I had been able to see this about other areas of my life: that my belief that life is hard had attracted both relationships and work places into my life that fit that belief set. Somehow I had managed to overlook the fact that the belief in the necessity to struggle also had made me choose a place where that was true for me as well.
Don’t get me wrong, I feel a deep love for Sweden and I have many pleasant memories from my time here, and I am grateful for everything. Just like I have many pleasant memories and much gratitude for the work places and my relationship that I let go of last year. That’s the thing that made it impossible for me to question anything but myself for so long: there is good to be found in every person and every situation. That will always be the case because life is complex. Yet all the good things will never be able to make up for when something essential is off. There is no judgement in that. It just what it is. And when it comes to loneliness and feeling rejected: that was something that had also always been there for me, from the very beginning when I first came to Sweden. I just hadn’t really wanted to acknowledge that. That weekend made me do it.
The truth as I see it is this: there is a place where we belong (maybe there are several, maybe it changes throughout life). Life gives us signs to point us there – including other places telling us “This isn’t your place”. The thing is, though: we need to choose what to do with these signs. We are free and able to choose something that is not right for us.
That is what hurt so much: the realization that I had been stubborn to insist on making something work that never could. Like I said, I’ve had this realization twice in the past year, with work and with my relationship. And every time I had one of these insights, I thought “OK, I get it now, I can see what I’ve been doing”.
Clearly, I have more blind spots than I thought. So as much as there was relief in seeing that it was not anybody’s fault, and that it was not me sending “weird” vibes that made me unapproachable, I was mainly feeling the pain that I had suppressed for as long as I had insisted on playing the struggle game. The pain of being rejected and insisting on trying to fight that rejection.
For me, it’s wanting to be liked by everybody that triggers this kind of behavior: if there’s someone (or, apparently: a place) who doesn’t seem to like me, I tend to not want to accept that.

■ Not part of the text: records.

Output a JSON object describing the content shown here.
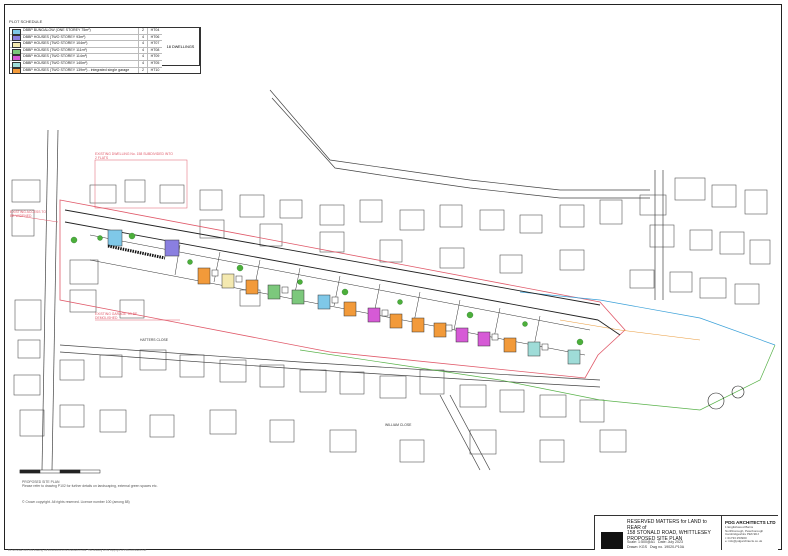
{
  "schedule": {
    "title": "PLOT SCHEDULE",
    "rows": [
      {
        "label": "DBBP BUNGALOW (ONE STOREY 75m²)",
        "count": "2",
        "type": "HT04",
        "color": "#7fc8e8"
      },
      {
        "label": "DBBP HOUSES (TWO STOREY 93m²)",
        "count": "4",
        "type": "HT06",
        "color": "#8a7fe0"
      },
      {
        "label": "DBBP HOUSES (TWO STOREY 104m²)",
        "count": "4",
        "type": "HT07",
        "color": "#f4e9b0"
      },
      {
        "label": "DBBP HOUSES (TWO STOREY 111m²)",
        "count": "4",
        "type": "HT08",
        "color": "#7cc87c"
      },
      {
        "label": "DBBP HOUSES (TWO STOREY 114m²)",
        "count": "4",
        "type": "HT09",
        "color": "#d65ad6"
      },
      {
        "label": "DBBP HOUSES (TWO STOREY 140m²)",
        "count": "4",
        "type": "HT05",
        "color": "#9fdcd8"
      },
      {
        "label": "DBBP HOUSES (TWO STOREY 139m²) - integrated single garage",
        "count": "2",
        "type": "HT10",
        "color": "#f29a3a"
      }
    ],
    "total": "18 DWELLINGS"
  },
  "annotations": {
    "existing_building": "EXISTING DWELLING No. 158 SUBDIVIDED INTO 2 FLATS",
    "existing_garage": "EXISTING GARAGE TO BE DEMOLISHED",
    "left_note": "EXISTING ACCESS TO BE WIDENED"
  },
  "road_labels": [
    "HATTERS CLOSE",
    "WILLIAM CLOSE"
  ],
  "notes": [
    "PROPOSED SITE PLAN",
    "Please refer to drawing P102 for further details on landscaping, external green spaces etc.",
    "© Crown copyright. All rights reserved. Licence number 100 (among 88)"
  ],
  "title_block": {
    "project_lines": [
      "RESERVED MATTERS for LAND to REAR of",
      "158 STONALD ROAD, WHITTLESEY",
      "PROPOSED SITE PLAN"
    ],
    "scale": "Scale: 1:500@A1",
    "date": "Date: July 2023",
    "drawn": "Drawn: KGS",
    "dwg": "Dwg no. 19020-P10A",
    "firm": "PDG ARCHITECTS LTD",
    "address": [
      "1 Englishwood Barns",
      "Northborough, Peterborough",
      "Cambridgeshire PE6 9DJ",
      "t: 01733 253900",
      "e: info@pdgarchitects.co.uk"
    ]
  },
  "footer": "Do not scale from this drawing. All dimensions to be checked on site. This drawing is the copyright of PDG Architects Ltd."
}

Instead I start to try to figure out ways to change it. But the truth is: we are no blank sheets of paper. We come here with different qualities, and that means that we are good matches with some people and places who in turn have their unique qualities. Other combos are just not great. There’s nothing to be done about that and it’s nobody’s fault. And it’s not rejection in the sense that we aren’t loved or lovable.
Like I said, there is good to be found in everything. The pain I felt that weekend was part of the healing process. It was probably important, too, that I had false expectations, because would I have gone otherwise? Not so sure … However, there was not only pain this weekend, there was a whole lot of good, too: it was above all an opportunity for me to see how much I enjoy my own company. Maybe that’s confusing (or maybe it’s just confusing when trying to put it into words) but I was not only feeling lonely and rejected, I was also feeling very content with being who I am and with being with just me. That means a lot to me.
And then, on the way back it finally happened. I met a fellow traveler in every sense of the word. Her name was Hidaya, and we talked, played each other music, sat in silence, and it was all there: that instant connection where you know you get each other. We met up one more time later that week in Gothenburg, and I am sure it wasn’t the last time. And this, too, is part of my Sweden experience. It’s one of the many gifts I’ve been given. Thank you. For all of it.